Tito was born to Anna and Diogo Mainardi, who is one of Brazil's best-known columnists as well as a novelist and screenwriter.

Tito is dauntless and spirited. He can walk 424 steps before he falls — but he always falls.

Diogo Mainardi has written a memoir of a family who begins to see in their son a new way to think about imperfection, expectation, exaltation and love. His new book is called The Fall: A Father's Memoir in 424 Steps. It's translated from Portuguese by Margaret Jull Costa.

Mainardi tells the story of his family's transformation using references to Shakespeare's Richard III, Tintoretto's paintings, James Joyce, Alfred Hitchcock's Vertigo, Neil Young, U-2 and Abbott and Costello. Tito has taught his father much about life, Mainardi tells NPR's Scott Simon.

"I was a pretentious prick, and after him, I was a better person," he says.


Interview Highlights

On the medical mistake that injured Tito

They tried to hurry up delivery, because it was a Saturday. Our obstetrician surely wanted to have her pasta still hot on the table, so she tried to hurry up everything and bungled everything. My son, he remained without any oxygen for a while, and that caused his cerebral palsy.

On how he and his wife felt on learning of his condition

We knew, right at the beginning, that he was almost dead. But after two weeks in an intensive care unit, he seemed to be all right. He survived everything, and we were relieved.

After six months we were told that he had cerebral palsy. We were not prepared. We felt fear, but that fear lasted for exactly a week. I was sitting on the sofa with my son on my lap, I was reading a newspaper. My wife was hurrying. She tripped, and when she fell down, Tito started laughing, and he laughed as an adult. It was an incredible, liberating laugh, and we started laughing with him.
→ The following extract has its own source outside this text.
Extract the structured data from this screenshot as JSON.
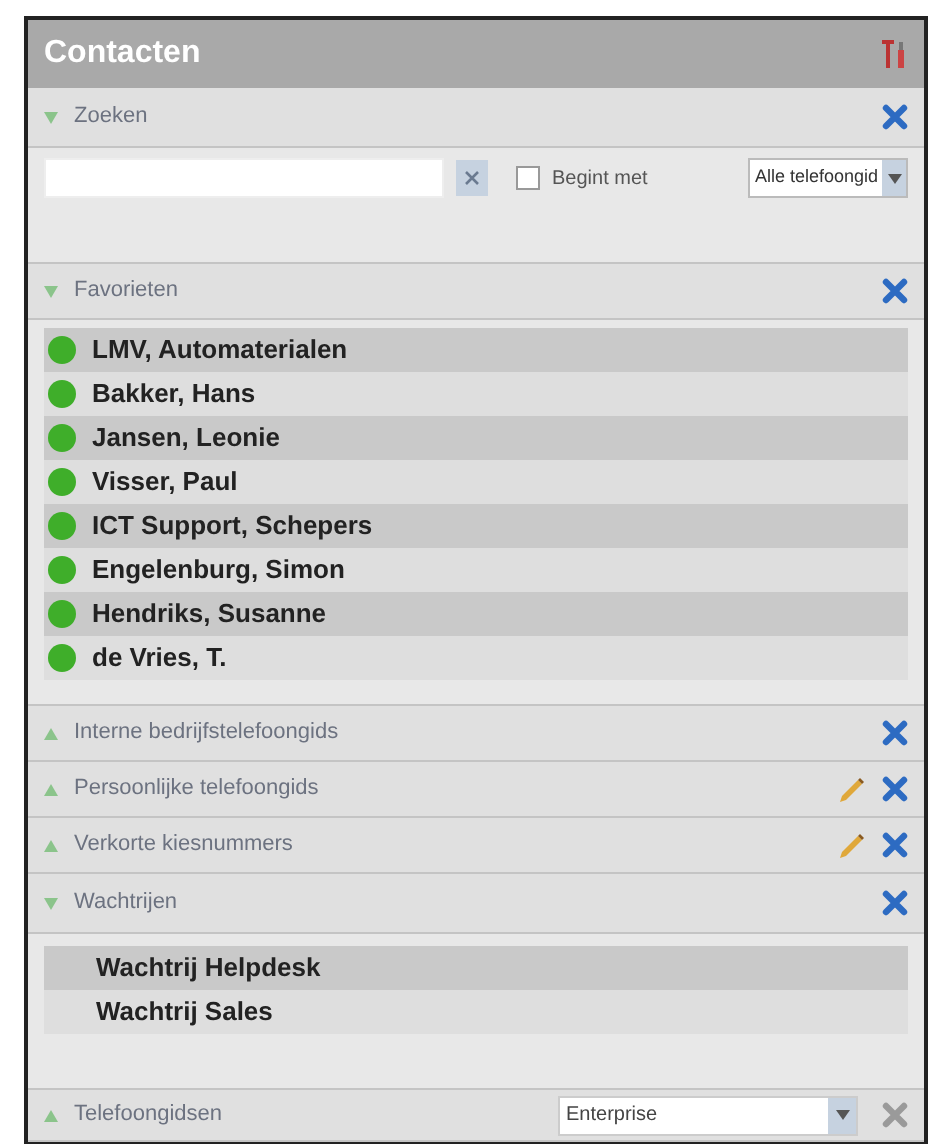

We knew we had a common vocabulary and common language with Tito, which was slapstick, which was comedy.

On Tito's 3-million-euro court settlement

[When] we learned that he had cerebral palsy, I got three jobs. I went from Venice, our hometown, to Brazil, in part to do his physical therapy and in part to earn money, to work. I had those three jobs just to try to accumulate some money to leave him. And then when we learned that he was a rich young boy, I was liberated from it all, so it was great. In the book I say that I knew, when we learned that he had won the case, I felt that I could die. And it's wonderful to be able to die. I could die.

On why it was important for Tito to walk up the 424 steps of the hospital in which he was born and harmed

When you have a disabled child, you feel that he must do more and he must be able to win against his own disability, and he has to achieve. When we completed those 424 steps inside the hospital where he was born, we didn't [feel that way] any more. Years had passed, we had calmed down, we were a happy family trying to cross a bridge. Not anymore to cross the world, walking. We set less ambitious goals.